But Joe Wilcox, an analyst with JupiterResearch, said that more than money is at stake here.
"This is a hot issue because Microsoft is growing in that [server] market, and it's a market that Microsoft doesn't dominate yet, to the extent that it does on the desktop," he told internetnews.com.
"The server market is where Microsoft's future growth lies," he added.
According to the ECIS, Microsoft has added undisclosed code to public standards for each of the five core interoperability protocols used in workgroup servers.
The group claims that Microsoft has been able to leverage its dominance of the desktop server market, where it has more than 90 percent, to grab a stranglehold on the workgroup server market, simply because customers won't risk seeing their non-Windows servers unable to communicate effectively with Microsoft servers.
"Microsoft has expropriated these public standards," Vinje told the judges.
That, he said, "leaves rivals in the dark."
As a result, argued the ECIS, Microsoft has been able to carve out a 70 percent share of the workgroup server market.
Microsoft disputed that it dominates the server market and claimed that interoperability already exists.
David Evans, an antitrust and property rights expert testifying on behalf of Microsoft, argued that the workgroup server market was an artificial distinction created by the European Commission.
In his testimony today, said observers, he listed 18 different tasks that servers do; identifying three of those tasks and calling that a market, he argued, is arbitrary.
Lars Liebeler, an antitrust lawyer for CompTIA, an industry trade group supporting Microsoft, echoed that testimony.
"There is no such thing as the workgroup server market. There is just the server market," he told internetnews.com.
But Wilcox believes that such a distinction exists.
"You can call them 'workgroup' or 'mid-range,' but the fact is there are 8-processor, 12-processor or 16-processor servers, as opposed to the big-iron 32-processor mainframes."
Liebeler, who was in court today, also said that Microsoft was able to effectively demonstrate that there is effective interoperability in the marketplace.
"There is no interoperability issue in the way this term is commonly understood," he said.
He said that Microsoft's rivals want Microsoft to pass along valuable technology it developed to improve server-to-server communications.
"No company in any industry should be ordered to share its valuable intellectual property with its competitors," he said.
But the ECIS contended that Microsoft has been disingenuous in claiming that it had not harmed interoperability.
After the conclusion of this morning's proceedings, Ken Wasch, president of the Software & Information Industry Association, said that Microsoft is co-opting interoperability protocols in the manner as it has done in other areas.
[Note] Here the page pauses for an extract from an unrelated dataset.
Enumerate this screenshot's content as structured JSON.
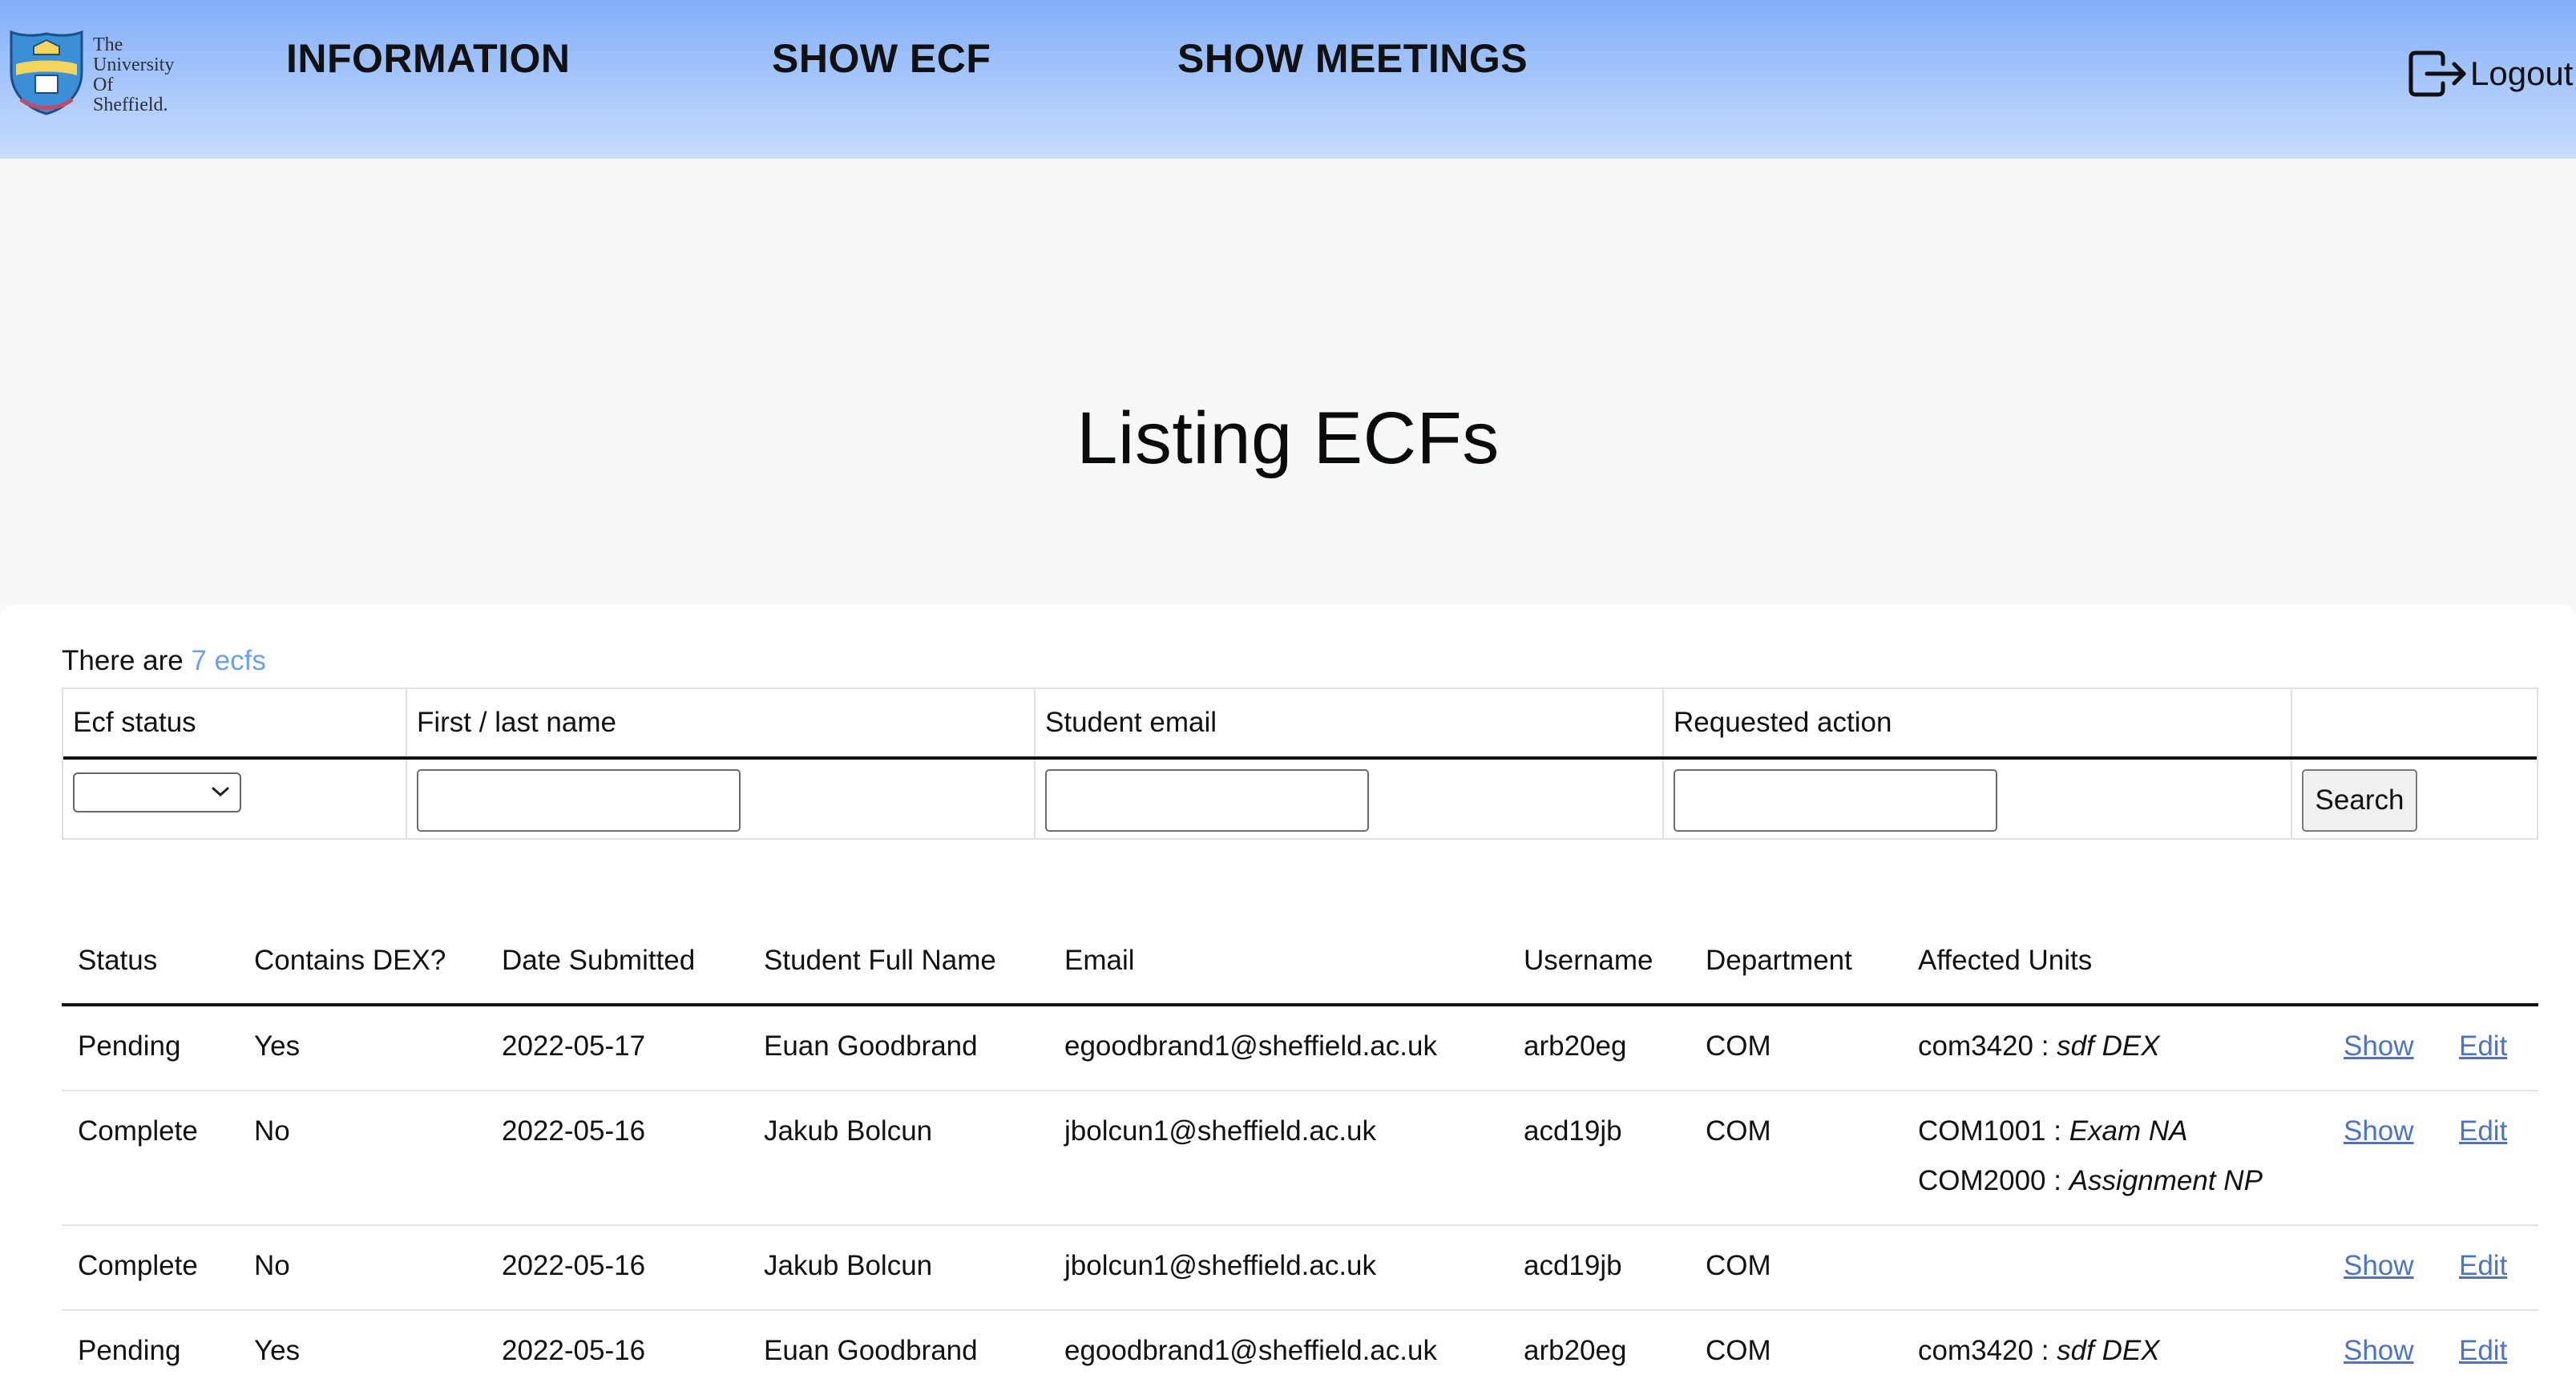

"[Microsoft has] a proven track record of stifling key technologies like Java," said Wasch. "The value of the information Microsoft is being asked to disclose stems from its capacity to preclude competition, not from its innovative content."
The proceedings in this Court are very different from what occurs in a U.S. court of appeals. Here judges do not interrupt lawyers; questions are asked during designated times; and there is no cross examination.
This leaves the parties to engage in an extended game of tennis, with one side rebutting the other and leaving observers to decide which side made the best arguments.
"No one flopped in trying to present their arguments," he said.
The outcome is unlikely to be known before the end of this year or early next.